### What the task asks
Reproduce the records below exactly, but leave their pictures out of the copy.

------------------------------------------------------------

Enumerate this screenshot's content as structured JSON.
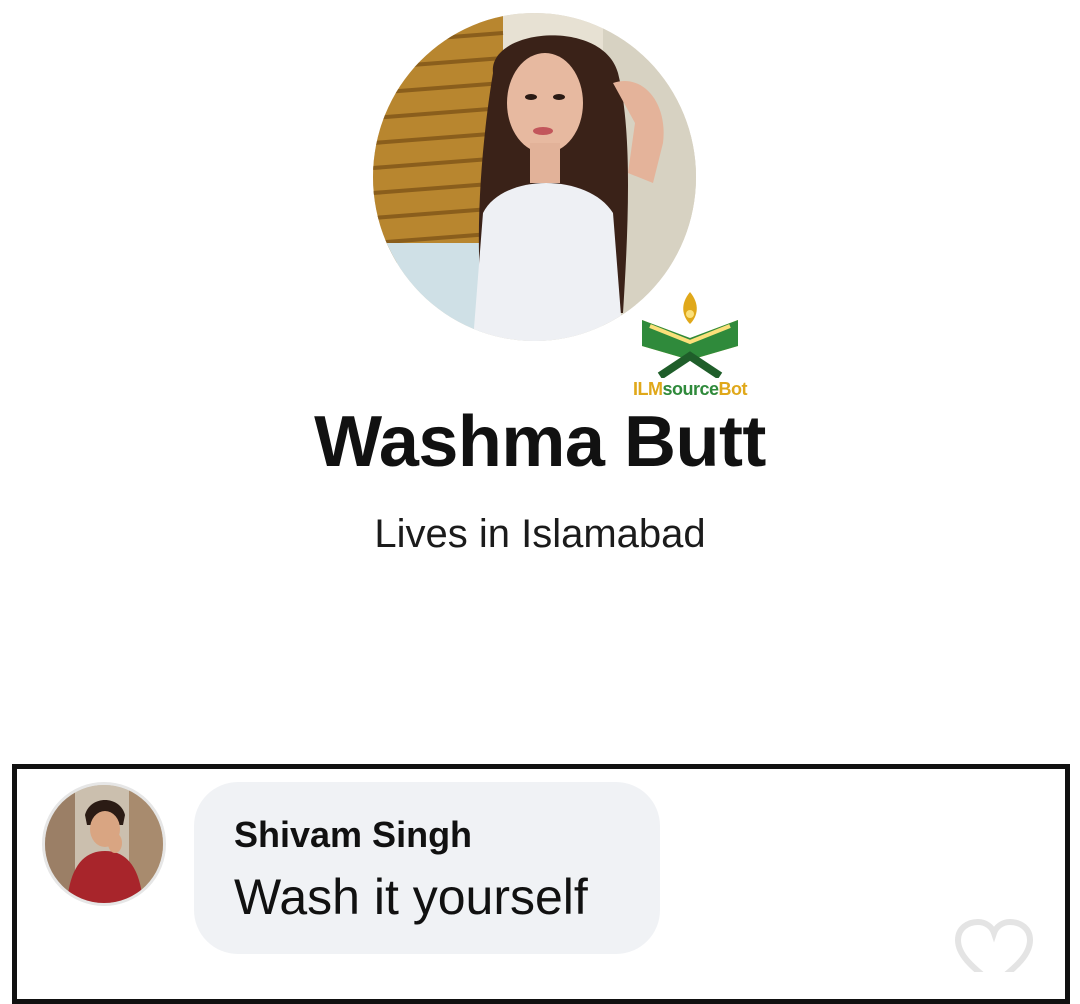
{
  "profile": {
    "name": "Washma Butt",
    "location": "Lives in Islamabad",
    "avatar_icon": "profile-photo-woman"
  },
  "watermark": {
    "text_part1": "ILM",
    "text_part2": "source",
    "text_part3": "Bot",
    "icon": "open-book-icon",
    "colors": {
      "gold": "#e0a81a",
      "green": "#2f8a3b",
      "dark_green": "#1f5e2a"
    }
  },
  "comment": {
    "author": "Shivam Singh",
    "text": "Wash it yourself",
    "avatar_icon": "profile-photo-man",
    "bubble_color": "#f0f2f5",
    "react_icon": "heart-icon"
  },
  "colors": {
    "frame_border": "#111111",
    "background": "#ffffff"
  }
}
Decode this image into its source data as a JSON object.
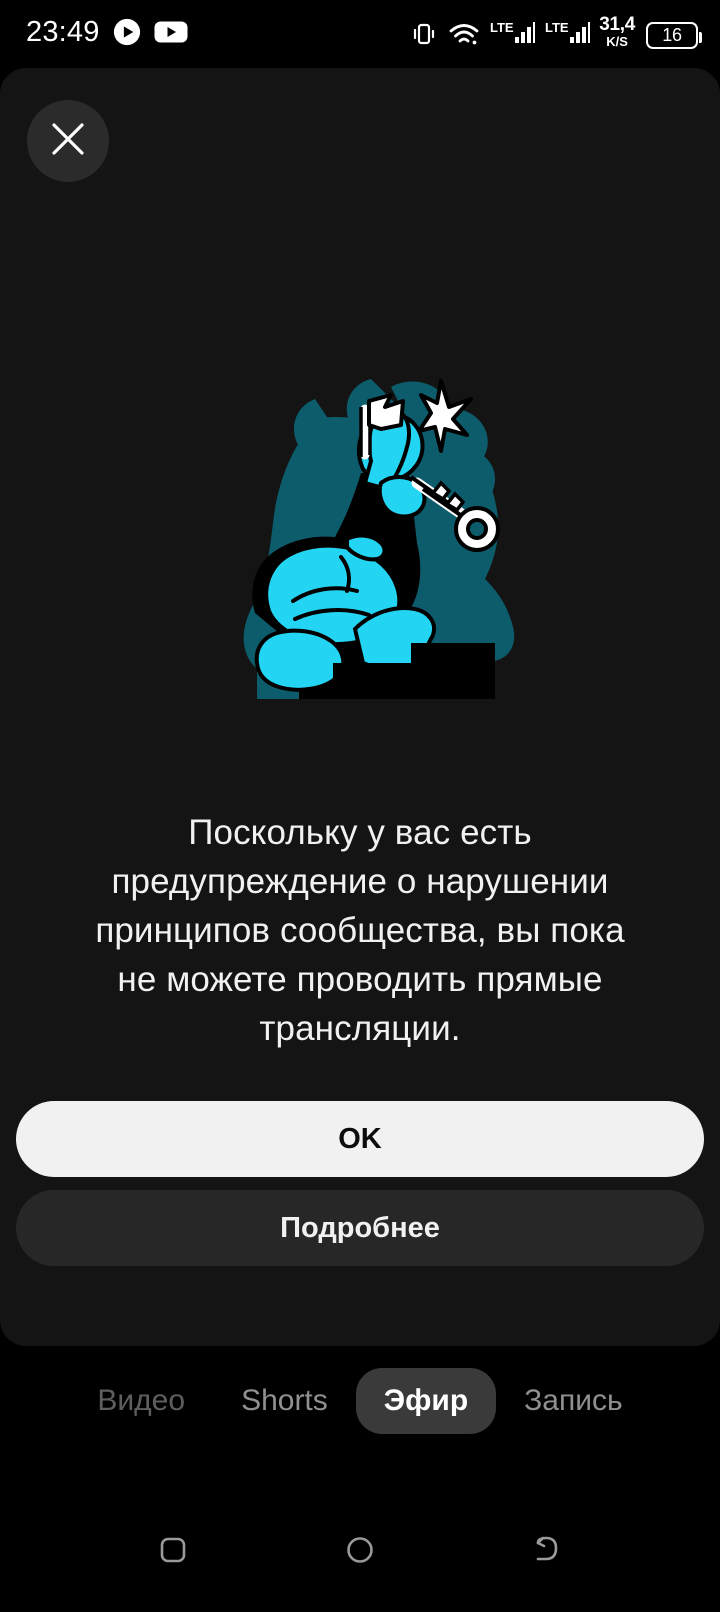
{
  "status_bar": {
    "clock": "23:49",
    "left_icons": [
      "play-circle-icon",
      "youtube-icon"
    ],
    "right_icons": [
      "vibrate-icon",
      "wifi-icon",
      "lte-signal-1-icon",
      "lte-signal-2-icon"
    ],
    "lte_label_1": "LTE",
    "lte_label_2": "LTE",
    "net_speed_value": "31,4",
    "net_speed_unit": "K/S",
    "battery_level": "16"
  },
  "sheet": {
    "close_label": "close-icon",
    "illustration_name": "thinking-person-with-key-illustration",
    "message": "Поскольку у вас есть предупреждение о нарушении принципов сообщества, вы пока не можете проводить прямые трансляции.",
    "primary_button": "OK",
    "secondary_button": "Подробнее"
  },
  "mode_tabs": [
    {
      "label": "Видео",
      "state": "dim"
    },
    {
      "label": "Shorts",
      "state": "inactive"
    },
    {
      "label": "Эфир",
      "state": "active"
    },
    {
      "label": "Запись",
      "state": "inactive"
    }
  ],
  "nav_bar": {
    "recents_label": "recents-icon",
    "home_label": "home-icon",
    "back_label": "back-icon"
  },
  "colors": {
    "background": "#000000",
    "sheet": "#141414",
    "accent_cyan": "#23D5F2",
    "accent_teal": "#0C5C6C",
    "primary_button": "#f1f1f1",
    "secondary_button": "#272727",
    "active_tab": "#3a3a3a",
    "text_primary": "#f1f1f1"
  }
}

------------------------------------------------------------

### Answer section
Enumerate this screenshot's content as structured JSON.
{
  "profile": {
    "name": "Washma Butt",
    "location": "Lives in Islamabad",
    "avatar_icon": "profile-photo-woman"
  },
  "watermark": {
    "text_part1": "ILM",
    "text_part2": "source",
    "text_part3": "Bot",
    "icon": "open-book-icon",
    "colors": {
      "gold": "#e0a81a",
      "green": "#2f8a3b",
      "dark_green": "#1f5e2a"
    }
  },
  "comment": {
    "author": "Shivam Singh",
    "text": "Wash it yourself",
    "avatar_icon": "profile-photo-man",
    "bubble_color": "#f0f2f5",
    "react_icon": "heart-icon"
  },
  "colors": {
    "frame_border": "#111111",
    "background": "#ffffff"
  }
}
Decode this image into its source data as a JSON object.
{
  "status_bar": {
    "clock": "23:49",
    "left_icons": [
      "play-circle-icon",
      "youtube-icon"
    ],
    "right_icons": [
      "vibrate-icon",
      "wifi-icon",
      "lte-signal-1-icon",
      "lte-signal-2-icon"
    ],
    "lte_label_1": "LTE",
    "lte_label_2": "LTE",
    "net_speed_value": "31,4",
    "net_speed_unit": "K/S",
    "battery_level": "16"
  },
  "sheet": {
    "close_label": "close-icon",
    "illustration_name": "thinking-person-with-key-illustration",
    "message": "Поскольку у вас есть предупреждение о нарушении принципов сообщества, вы пока не можете проводить прямые трансляции.",
    "primary_button": "OK",
    "secondary_button": "Подробнее"
  },
  "mode_tabs": [
    {
      "label": "Видео",
      "state": "dim"
    },
    {
      "label": "Shorts",
      "state": "inactive"
    },
    {
      "label": "Эфир",
      "state": "active"
    },
    {
      "label": "Запись",
      "state": "inactive"
    }
  ],
  "nav_bar": {
    "recents_label": "recents-icon",
    "home_label": "home-icon",
    "back_label": "back-icon"
  },
  "colors": {
    "background": "#000000",
    "sheet": "#141414",
    "accent_cyan": "#23D5F2",
    "accent_teal": "#0C5C6C",
    "primary_button": "#f1f1f1",
    "secondary_button": "#272727",
    "active_tab": "#3a3a3a",
    "text_primary": "#f1f1f1"
  }
}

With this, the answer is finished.